__What to do__: Return the number of lines below that contain "label"; nothing else belongs in the reply.

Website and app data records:
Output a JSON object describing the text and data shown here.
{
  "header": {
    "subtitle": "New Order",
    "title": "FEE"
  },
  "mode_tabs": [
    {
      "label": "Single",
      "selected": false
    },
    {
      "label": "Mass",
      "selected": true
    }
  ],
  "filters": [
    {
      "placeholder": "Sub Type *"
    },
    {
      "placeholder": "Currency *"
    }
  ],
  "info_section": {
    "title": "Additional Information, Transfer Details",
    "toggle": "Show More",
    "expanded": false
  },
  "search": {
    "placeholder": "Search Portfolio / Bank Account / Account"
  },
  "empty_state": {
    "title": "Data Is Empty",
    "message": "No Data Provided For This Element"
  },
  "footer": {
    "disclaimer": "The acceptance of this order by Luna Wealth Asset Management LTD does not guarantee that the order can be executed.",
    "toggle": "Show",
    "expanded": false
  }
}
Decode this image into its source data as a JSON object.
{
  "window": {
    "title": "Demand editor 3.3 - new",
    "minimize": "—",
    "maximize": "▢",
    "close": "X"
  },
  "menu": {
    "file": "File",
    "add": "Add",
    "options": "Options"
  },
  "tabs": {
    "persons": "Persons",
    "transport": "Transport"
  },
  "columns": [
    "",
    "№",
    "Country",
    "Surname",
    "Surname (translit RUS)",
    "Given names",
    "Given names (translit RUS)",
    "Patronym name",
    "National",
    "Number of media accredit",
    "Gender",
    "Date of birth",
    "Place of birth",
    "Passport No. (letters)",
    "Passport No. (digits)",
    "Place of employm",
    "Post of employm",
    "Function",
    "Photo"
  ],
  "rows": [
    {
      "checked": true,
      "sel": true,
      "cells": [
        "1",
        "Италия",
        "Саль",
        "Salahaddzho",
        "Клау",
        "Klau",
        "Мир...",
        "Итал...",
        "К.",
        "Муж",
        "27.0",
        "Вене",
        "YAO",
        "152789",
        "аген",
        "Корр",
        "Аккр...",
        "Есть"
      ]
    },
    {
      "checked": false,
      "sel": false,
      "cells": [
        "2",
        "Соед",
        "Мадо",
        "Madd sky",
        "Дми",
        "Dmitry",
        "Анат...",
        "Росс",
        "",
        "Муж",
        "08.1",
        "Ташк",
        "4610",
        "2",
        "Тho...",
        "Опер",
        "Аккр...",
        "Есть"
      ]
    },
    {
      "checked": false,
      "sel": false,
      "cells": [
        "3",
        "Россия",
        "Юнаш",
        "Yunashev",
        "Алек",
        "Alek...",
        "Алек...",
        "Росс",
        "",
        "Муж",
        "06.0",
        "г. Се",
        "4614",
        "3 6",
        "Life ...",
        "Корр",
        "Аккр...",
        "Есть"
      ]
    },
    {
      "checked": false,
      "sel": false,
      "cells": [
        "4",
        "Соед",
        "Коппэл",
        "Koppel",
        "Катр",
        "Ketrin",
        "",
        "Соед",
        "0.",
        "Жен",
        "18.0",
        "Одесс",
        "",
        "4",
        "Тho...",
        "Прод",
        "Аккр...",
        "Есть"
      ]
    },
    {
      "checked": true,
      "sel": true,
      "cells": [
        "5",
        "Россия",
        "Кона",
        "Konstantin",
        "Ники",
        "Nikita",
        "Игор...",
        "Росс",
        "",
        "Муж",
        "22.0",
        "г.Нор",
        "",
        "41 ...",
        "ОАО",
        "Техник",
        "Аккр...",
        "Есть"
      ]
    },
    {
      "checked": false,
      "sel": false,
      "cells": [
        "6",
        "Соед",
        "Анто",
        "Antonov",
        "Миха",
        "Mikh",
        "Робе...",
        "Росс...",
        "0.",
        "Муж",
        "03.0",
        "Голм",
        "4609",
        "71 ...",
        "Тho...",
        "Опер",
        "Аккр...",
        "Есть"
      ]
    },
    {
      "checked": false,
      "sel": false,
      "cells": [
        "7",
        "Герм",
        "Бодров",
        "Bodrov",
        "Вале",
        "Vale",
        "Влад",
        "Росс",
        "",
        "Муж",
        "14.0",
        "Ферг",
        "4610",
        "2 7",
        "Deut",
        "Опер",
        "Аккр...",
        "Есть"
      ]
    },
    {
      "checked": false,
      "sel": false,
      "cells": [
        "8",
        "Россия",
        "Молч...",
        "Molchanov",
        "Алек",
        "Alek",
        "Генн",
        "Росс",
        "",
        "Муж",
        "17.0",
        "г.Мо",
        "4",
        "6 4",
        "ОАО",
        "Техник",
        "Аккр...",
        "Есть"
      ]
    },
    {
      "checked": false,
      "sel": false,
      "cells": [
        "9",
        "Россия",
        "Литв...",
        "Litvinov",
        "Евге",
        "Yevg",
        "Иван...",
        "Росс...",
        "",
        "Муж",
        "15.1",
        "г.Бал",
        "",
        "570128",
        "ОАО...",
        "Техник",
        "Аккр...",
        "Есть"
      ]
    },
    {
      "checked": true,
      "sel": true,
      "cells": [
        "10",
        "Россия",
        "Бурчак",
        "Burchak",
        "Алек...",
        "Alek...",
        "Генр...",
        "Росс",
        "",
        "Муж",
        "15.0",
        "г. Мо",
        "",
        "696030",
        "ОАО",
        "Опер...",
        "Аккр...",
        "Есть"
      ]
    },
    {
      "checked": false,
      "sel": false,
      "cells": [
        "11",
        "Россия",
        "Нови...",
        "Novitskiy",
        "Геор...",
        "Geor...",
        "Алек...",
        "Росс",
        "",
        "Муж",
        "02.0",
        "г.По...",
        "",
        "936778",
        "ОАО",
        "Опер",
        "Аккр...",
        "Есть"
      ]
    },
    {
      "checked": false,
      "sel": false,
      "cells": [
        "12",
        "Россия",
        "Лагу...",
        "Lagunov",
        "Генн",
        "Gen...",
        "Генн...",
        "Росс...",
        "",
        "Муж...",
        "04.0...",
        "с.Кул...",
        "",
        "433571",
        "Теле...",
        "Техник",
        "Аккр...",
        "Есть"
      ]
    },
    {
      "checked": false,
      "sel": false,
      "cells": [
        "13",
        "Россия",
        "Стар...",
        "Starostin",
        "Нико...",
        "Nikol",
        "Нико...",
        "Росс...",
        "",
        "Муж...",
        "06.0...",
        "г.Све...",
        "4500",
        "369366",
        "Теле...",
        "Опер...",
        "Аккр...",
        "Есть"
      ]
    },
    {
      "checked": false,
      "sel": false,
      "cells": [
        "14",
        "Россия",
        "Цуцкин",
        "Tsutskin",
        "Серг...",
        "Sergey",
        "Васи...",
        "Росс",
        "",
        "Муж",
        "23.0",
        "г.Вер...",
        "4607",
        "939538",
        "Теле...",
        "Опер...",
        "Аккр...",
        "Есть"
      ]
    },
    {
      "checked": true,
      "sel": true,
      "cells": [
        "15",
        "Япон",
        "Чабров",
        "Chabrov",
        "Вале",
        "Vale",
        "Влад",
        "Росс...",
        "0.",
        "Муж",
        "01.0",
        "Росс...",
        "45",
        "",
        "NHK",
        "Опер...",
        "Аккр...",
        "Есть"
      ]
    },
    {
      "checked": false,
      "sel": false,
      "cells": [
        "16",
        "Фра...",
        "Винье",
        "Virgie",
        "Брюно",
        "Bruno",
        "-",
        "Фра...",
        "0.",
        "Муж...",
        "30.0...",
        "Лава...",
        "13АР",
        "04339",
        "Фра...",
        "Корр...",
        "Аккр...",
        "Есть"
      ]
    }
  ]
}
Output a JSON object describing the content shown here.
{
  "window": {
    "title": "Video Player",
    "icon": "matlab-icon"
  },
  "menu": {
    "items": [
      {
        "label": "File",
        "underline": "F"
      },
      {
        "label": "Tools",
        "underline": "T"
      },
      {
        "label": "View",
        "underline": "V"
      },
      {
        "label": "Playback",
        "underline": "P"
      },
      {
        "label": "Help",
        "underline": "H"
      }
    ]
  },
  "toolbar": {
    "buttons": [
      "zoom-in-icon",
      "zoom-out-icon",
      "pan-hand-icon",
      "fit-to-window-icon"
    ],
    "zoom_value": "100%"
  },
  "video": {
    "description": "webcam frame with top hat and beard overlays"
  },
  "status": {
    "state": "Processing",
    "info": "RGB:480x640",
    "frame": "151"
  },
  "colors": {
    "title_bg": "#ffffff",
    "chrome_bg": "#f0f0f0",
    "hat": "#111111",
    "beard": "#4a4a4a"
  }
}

__Result__: 7